[Stored items from a collection]
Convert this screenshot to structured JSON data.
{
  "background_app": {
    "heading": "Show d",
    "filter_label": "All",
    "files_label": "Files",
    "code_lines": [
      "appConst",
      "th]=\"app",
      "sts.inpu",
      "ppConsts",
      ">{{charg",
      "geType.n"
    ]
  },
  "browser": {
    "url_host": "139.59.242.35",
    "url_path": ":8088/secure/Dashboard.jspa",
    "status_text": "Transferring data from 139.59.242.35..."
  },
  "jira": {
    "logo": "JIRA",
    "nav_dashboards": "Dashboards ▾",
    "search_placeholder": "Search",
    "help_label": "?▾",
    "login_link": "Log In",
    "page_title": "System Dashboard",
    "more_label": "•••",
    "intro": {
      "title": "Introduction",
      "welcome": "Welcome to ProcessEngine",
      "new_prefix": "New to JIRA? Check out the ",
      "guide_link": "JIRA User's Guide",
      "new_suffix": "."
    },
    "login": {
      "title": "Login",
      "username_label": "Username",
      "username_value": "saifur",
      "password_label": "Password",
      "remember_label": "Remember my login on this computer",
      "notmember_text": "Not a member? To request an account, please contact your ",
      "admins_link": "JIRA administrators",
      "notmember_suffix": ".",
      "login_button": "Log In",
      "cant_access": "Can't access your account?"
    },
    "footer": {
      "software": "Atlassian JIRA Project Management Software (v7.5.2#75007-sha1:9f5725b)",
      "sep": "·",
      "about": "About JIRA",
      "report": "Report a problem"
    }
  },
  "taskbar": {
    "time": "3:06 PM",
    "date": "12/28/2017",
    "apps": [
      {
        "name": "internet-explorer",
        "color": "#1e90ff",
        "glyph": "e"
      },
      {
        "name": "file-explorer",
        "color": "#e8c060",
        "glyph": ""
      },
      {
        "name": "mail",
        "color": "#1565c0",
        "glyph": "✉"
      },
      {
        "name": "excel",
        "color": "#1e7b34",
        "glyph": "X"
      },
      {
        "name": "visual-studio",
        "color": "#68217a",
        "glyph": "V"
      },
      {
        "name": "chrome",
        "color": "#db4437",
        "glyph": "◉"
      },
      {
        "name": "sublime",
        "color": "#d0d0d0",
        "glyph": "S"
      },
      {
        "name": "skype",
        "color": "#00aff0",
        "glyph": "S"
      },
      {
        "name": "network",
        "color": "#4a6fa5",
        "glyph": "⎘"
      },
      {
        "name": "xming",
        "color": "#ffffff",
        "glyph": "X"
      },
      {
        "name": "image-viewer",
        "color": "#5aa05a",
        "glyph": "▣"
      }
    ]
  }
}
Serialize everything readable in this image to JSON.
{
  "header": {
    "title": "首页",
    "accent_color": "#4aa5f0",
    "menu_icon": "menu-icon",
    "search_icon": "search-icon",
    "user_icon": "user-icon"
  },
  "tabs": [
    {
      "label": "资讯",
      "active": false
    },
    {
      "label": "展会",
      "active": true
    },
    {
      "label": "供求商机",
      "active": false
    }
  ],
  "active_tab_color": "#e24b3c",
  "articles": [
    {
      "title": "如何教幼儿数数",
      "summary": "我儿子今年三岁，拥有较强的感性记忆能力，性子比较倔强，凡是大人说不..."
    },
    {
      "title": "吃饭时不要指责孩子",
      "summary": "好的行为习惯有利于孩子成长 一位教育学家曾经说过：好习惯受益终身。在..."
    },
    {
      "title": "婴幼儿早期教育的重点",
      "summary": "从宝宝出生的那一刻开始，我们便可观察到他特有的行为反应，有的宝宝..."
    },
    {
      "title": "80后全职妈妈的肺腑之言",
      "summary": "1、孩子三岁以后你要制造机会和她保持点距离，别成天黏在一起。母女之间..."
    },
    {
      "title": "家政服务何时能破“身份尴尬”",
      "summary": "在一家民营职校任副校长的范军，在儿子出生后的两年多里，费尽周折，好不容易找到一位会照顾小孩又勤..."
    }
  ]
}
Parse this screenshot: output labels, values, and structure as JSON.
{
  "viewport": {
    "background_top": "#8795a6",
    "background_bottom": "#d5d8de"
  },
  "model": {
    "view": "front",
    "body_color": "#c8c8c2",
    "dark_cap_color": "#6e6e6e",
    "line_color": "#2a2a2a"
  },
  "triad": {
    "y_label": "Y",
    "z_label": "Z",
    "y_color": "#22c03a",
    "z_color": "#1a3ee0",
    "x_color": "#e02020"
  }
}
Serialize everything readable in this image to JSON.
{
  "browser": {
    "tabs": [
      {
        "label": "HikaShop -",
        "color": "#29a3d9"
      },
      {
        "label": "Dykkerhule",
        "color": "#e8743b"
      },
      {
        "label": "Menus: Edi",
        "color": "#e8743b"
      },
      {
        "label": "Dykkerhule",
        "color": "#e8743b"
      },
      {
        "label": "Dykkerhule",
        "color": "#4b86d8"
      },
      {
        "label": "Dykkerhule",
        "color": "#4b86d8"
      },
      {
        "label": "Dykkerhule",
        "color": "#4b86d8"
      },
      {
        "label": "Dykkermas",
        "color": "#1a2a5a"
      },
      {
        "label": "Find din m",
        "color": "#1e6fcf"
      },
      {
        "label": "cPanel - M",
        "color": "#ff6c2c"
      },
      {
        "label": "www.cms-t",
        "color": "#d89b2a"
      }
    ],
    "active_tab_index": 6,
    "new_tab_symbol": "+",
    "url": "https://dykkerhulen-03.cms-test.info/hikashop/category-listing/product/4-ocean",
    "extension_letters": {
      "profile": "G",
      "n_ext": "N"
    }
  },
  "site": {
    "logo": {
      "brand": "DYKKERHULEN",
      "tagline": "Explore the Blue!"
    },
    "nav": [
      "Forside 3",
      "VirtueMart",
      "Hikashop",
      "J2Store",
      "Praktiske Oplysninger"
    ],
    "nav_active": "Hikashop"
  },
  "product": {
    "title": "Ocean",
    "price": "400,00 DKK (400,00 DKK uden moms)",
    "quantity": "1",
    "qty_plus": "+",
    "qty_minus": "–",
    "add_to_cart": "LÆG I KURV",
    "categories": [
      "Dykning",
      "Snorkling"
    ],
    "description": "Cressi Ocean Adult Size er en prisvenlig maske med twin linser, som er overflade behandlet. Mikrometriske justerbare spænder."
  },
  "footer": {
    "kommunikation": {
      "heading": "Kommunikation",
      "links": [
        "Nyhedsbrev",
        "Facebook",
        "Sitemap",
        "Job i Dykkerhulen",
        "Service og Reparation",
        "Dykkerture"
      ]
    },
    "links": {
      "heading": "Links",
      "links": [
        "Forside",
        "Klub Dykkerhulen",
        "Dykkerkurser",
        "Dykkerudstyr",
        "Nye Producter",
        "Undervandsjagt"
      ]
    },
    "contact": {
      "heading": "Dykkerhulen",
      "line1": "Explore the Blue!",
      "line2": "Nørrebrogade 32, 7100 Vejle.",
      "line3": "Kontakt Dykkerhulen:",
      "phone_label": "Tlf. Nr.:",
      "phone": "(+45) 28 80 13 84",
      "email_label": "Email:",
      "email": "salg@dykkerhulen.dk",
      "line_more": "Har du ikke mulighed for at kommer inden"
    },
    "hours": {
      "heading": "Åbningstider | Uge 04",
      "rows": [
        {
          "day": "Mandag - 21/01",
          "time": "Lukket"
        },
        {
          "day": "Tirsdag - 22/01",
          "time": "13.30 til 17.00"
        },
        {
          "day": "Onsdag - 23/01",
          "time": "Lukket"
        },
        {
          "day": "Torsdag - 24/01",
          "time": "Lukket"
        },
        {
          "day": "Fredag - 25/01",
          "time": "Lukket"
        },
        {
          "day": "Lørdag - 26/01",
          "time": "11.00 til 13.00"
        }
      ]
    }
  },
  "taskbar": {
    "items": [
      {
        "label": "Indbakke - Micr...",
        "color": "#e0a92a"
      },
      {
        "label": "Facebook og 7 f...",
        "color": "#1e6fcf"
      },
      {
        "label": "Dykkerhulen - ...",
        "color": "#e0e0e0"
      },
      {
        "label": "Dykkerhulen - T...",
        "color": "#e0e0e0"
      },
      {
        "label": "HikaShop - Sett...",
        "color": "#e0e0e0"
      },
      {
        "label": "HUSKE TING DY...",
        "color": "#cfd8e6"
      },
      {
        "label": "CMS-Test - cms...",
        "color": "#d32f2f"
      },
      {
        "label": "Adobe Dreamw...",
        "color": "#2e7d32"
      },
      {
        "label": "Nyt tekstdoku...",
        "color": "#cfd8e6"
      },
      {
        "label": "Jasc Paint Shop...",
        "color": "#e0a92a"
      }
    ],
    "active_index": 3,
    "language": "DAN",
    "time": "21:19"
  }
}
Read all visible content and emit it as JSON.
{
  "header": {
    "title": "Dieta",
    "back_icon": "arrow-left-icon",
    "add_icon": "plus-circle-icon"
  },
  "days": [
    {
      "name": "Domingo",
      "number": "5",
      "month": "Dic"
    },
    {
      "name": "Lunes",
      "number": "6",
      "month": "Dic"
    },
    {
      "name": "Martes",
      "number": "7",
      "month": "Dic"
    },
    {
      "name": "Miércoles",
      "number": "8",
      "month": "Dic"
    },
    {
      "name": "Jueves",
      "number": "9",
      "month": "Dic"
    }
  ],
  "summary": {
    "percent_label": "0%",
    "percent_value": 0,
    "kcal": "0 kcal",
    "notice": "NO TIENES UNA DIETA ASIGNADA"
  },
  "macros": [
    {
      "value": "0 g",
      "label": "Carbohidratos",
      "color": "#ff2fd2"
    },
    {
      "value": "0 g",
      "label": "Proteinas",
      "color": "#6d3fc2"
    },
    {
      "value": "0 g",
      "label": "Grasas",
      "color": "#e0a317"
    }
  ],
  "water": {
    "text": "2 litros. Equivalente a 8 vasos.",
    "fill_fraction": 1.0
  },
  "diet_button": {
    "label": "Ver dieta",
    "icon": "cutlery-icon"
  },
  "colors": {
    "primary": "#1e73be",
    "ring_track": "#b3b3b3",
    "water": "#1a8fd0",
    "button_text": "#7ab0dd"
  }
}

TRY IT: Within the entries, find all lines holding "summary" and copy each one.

RESULT:
      "summary": "我儿子今年三岁，拥有较强的感性记忆能力，性子比较倔强，凡是大人说不..."
      "summary": "好的行为习惯有利于孩子成长 一位教育学家曾经说过：好习惯受益终身。在..."
      "summary": "从宝宝出生的那一刻开始，我们便可观察到他特有的行为反应，有的宝宝..."
      "summary": "1、孩子三岁以后你要制造机会和她保持点距离，别成天黏在一起。母女之间..."
      "summary": "在一家民营职校任副校长的范军，在儿子出生后的两年多里，费尽周折，好不容易找到一位会照顾小孩又勤..."
  "summary": {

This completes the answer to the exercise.